Search the records that follow and extract every line containing the string "this".

========

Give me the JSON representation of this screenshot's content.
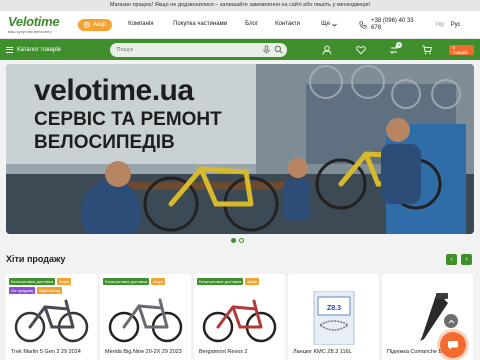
{
  "notice": "Магазин працює! Якщо не додзвонилися – залишайте замовлення на сайті або пишіть у месенджери!",
  "header": {
    "logo_main": "Velotime",
    "logo_sub": "ваш супутник велосвіту",
    "promo_label": "Акції",
    "nav": [
      "Компанія",
      "Покупка частинами",
      "Блог",
      "Контакти",
      "Ще"
    ],
    "phone": "+38 (096) 40 33 678",
    "lang_ukr": "Укр",
    "lang_rus": "Рус"
  },
  "bar": {
    "catalog_label": "Каталог товарів",
    "search_placeholder": "Пошук",
    "wishlist_count": "0",
    "cart_label": "0 товарів",
    "icons": [
      "microphone-icon",
      "search-icon",
      "user-icon",
      "heart-icon",
      "compare-icon",
      "cart-icon"
    ]
  },
  "banner": {
    "title": "velotime.ua",
    "subtitle": "СЕРВІС ТА РЕМОНТ ВЕЛОСИПЕДІВ",
    "slides_total": 2,
    "slide_active": 1
  },
  "hits": {
    "title": "Хіти продажу",
    "cards": [
      {
        "name": "Trek Marlin 5 Gen 3 29 2024",
        "tags": [
          [
            "Безкоштовна доставка",
            "g"
          ],
          [
            "Акція",
            "o"
          ],
          [
            "Хіт продажу",
            "p"
          ],
          [
            "Відеоогляд",
            "o"
          ]
        ]
      },
      {
        "name": "Merida Big.Nine 20-2X 29 2023",
        "tags": [
          [
            "Безкоштовна доставка",
            "g"
          ],
          [
            "Акція",
            "o"
          ]
        ]
      },
      {
        "name": "Bergamont Revox 2",
        "tags": [
          [
            "Безкоштовна доставка",
            "g"
          ],
          [
            "Акція",
            "o"
          ]
        ]
      },
      {
        "name": "Ланцюг KMC Z8.3 116L",
        "tags": []
      },
      {
        "name": "Підніжка Comanche BRIDGE",
        "tags": []
      }
    ]
  },
  "colors": {
    "brand_green": "#3f8f2d",
    "accent_orange": "#f3a12f",
    "cart_orange": "#f36b2d"
  }
}
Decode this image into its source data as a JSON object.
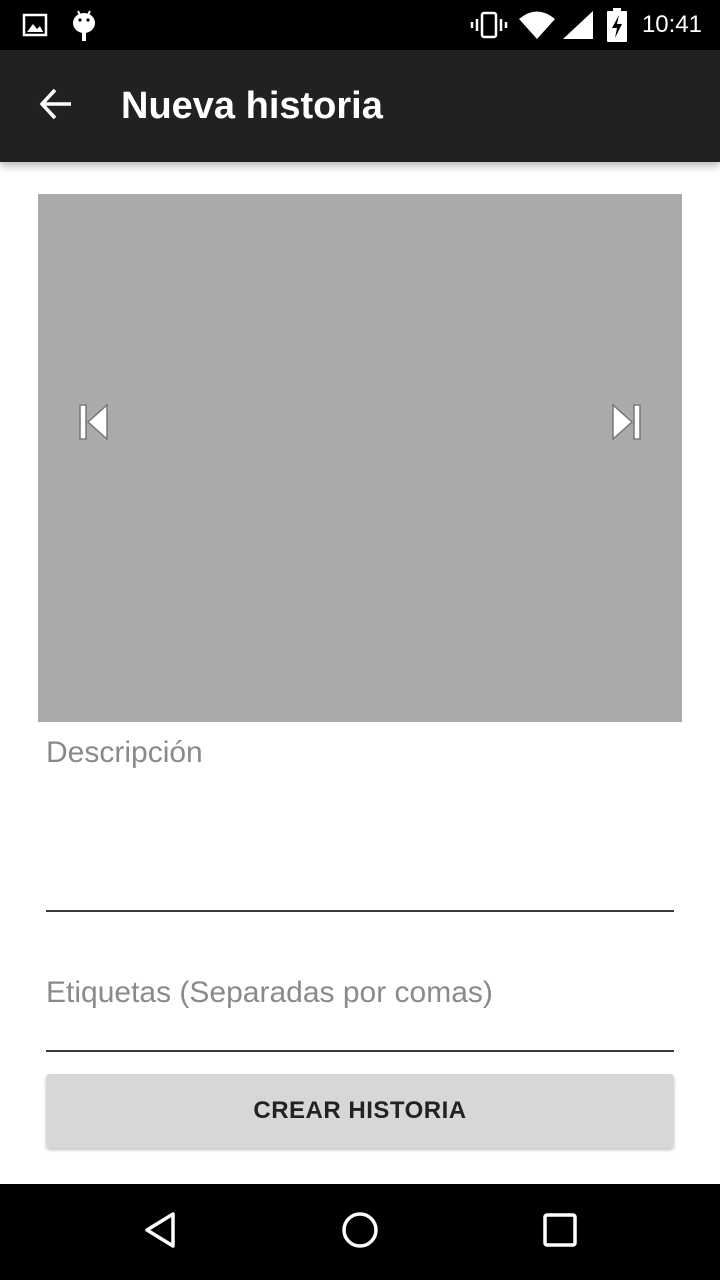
{
  "status_bar": {
    "time": "10:41",
    "left_icons": [
      "image-icon",
      "android-icon"
    ],
    "right_icons": [
      "vibrate-icon",
      "wifi-icon",
      "signal-icon",
      "battery-charging-icon"
    ]
  },
  "app_bar": {
    "title": "Nueva historia",
    "back_icon": "arrow-back-icon",
    "background": "#212121"
  },
  "gallery": {
    "background": "#aaaaaa",
    "prev_icon": "skip-previous-icon",
    "next_icon": "skip-next-icon"
  },
  "form": {
    "description": {
      "value": "",
      "placeholder": "Descripción"
    },
    "tags": {
      "value": "",
      "placeholder": "Etiquetas (Separadas por comas)"
    },
    "submit_label": "CREAR HISTORIA"
  },
  "nav_bar": {
    "icons": [
      "back-triangle-icon",
      "home-circle-icon",
      "recents-square-icon"
    ]
  }
}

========

# Solution to the exercise:
Give me the JSON representation of this screenshot's content.
Decode this image into its source data as a JSON object.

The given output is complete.